Tuesday June 11, 2002
Well we are almost ready to go. Tomorrow is our orientation day. My partner, Don Popejoy, arrived about 5:00 today and we have been going over the schedule. We are both eager to meet a new group of people. During the last two days I toured the St. Louis area with my sister and brother-in-law. I also re-visited the State of Illinois visitor center at Camp Wood. 
Further north in Illinois and much closer to the actual site of the winter 1803-1804 winter encampment, a private individual, C.J. Lanahan, is building a replica of the actual fort built by the men of the Corps of Discovery. Personally, I like the volunteer effort much better. it will require a little more work from the visitor, but it will give a much better picture of the way the camp really looked.

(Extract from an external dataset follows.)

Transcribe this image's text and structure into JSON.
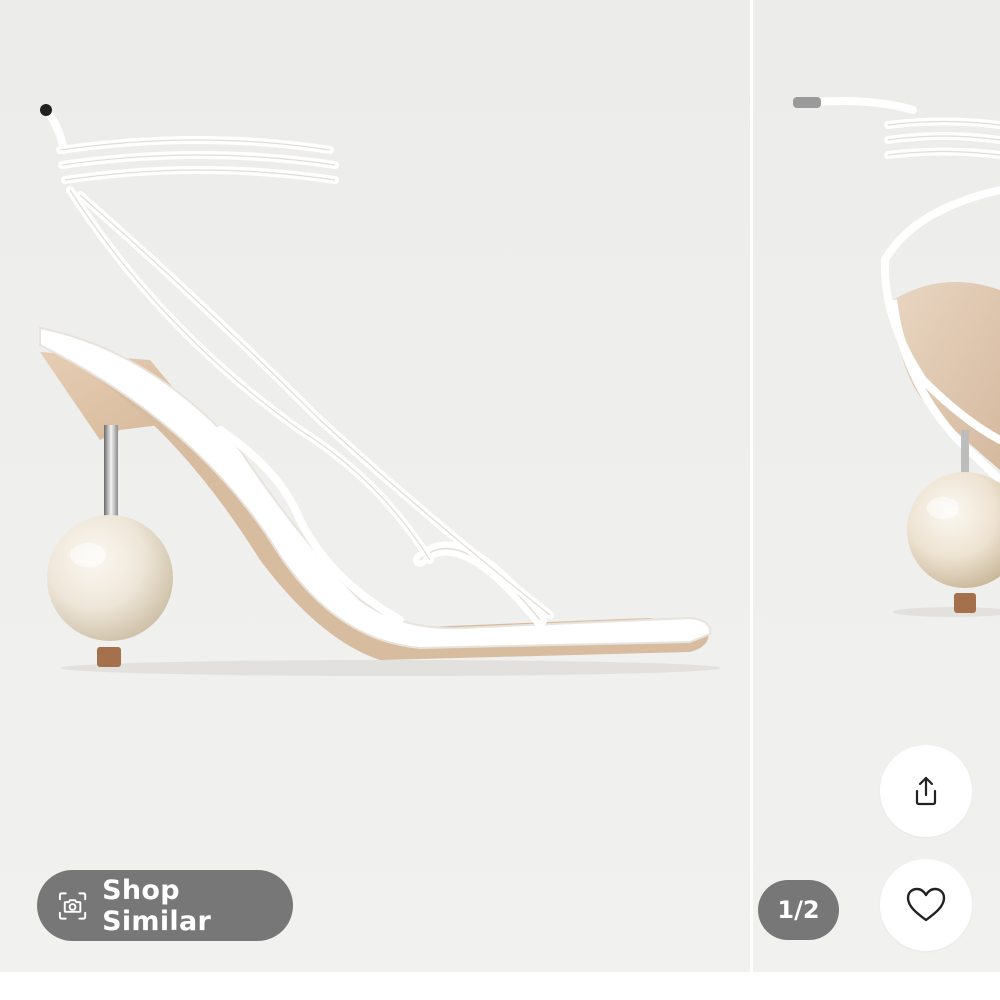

This will also be a site for mountain man re-enactor rendezvous. It is on land donated by the city of Wood River, and on a lagoon which was created by modern diversion of that river.

Wednesday June 12, 2002

Well, the June 2002 program has begun. Here are just a few of the 44 people at our first meeting. I'm not sure all of them are over 55, they are so lively, energetic, and eager for new experiences. I hope some of them will become journalists and share their thoughts on this website. 

Tom Laidlaw, Onboard Instructor.

There are people from all walks of life and all parts of the country. Tomorrow we will be going to the Arch at St. Louis and touring the town of St. Charles, MO. Friday, June 14 will be our first actual day on the road. We will make Independence in one day, whereas it took the Lewis and Clark Expedition over five weeks.
June 12th, 2002
Well, here we are again...my beloved St. Charles! The first day is over and we seem to have a high energy, happy, let's go group of people. Tom and I are very excited about this trip across the country and each year, each adventure, each group gets better and better. To paraphrase William Clark's "O the Joy! Ocean in View" I say "O the Joy! Elderhostelers in View!!!" 
Klahowya Tillicum.
Don Popejoy,
Onboard Coordinator

Thursday June 13, 2002
Today we went to the Arch at  St. Louis. We were greeted by this bear. Several rode the trams to the top and others got a look at a new movie about Lewis and Clark. They reported it was great, so I will have to see it some day. In the afternoon we toured St. Charles and had a nice little character talk from Mimi Jackson who owns the great, small Lewis and Clark Center museum devoted to Lewis and Clark. She told us how important Peter Cruzatte was the the expedition with his fiddle and boatmanship.


In the evening we got a look at the replica boats of the Discovery Expedition of St. Charles. The hostellers thoroughly enjoyed the talk by Peter Geery, who portrays Sgt. Ordway. The mission of this group is to educate the public and the nation about the Lewis and Clark Expedition, through re-enactments and festivals. They wil use their three boats to re-create the whole trip to Great Falls in the same time frame 200 years later.Most important the folks got a good handle on what the boats looked like, so that will help them to more completely understand the transportation system of Lewis and Clark. This is a picture of the keelboat from the air during the summer 2001 maiden voyage.


Friday June 14, 2002
This was the first actual traveling day, and it was a full one. we traveled from St. Charles to Arrow Rock for lunch. During the trip we discussed the underpinnings of the Expedition. It seems significnt that we have the same number of participants as did Lewis and Clark 200 years ago: 44. We covered in acouple of hours what took them a month of hard travel. The were really on a shakedown cruise and Clark wrote several times about the boats getting in trouble and the men saving them. He was very pleased and said "Our men are superior to any crew on the Missope. that sounds like he means Mississippi, but they are on the Missouri. Maybe this one of Clark's frequent creative spellings.

After a tour of the quaint town of Arrow Rock we headed to Independence for dinner and the night. Along the way we stopped at the re-created Fort Osage for a wonderful time with several great re-enactors in period clothing. They were quite knowledgable, and appreciated the 15 star, 15 stripe flage we carry with us. Our flag bearer is George Carr and here is apicture of our flag and the same flag flown by Fort Osage. This fort was built by William Clark in 1808 as a government factory to trade with the Osage Indians for furs. It was closed for the duration of the War of 1812, reopened at the end of that war and closed again in 1822 when private businessmen appealed to Congress to get the government out of the fur trading business.

Next was a visit to the Truman Library. Everyone loved the exhibits and the graves of Harry and Bess Truman.

An evening program was given by Jim "Two Crows" Wallen, a nationally known Mountain Man re-enactor who thoroughly captured the attention of our group. As a matter of fact he literally captured nine of us to help him illustrate the kind of life the Mountain Man had. He gave each of the nine some piece of authentic equipment and demonstrated how it was used. The upshot was that 7 of the nine had trouble with the equipment and "died" out in the wilderness. According to Jim the life span of the Mountain Man was about 2 years.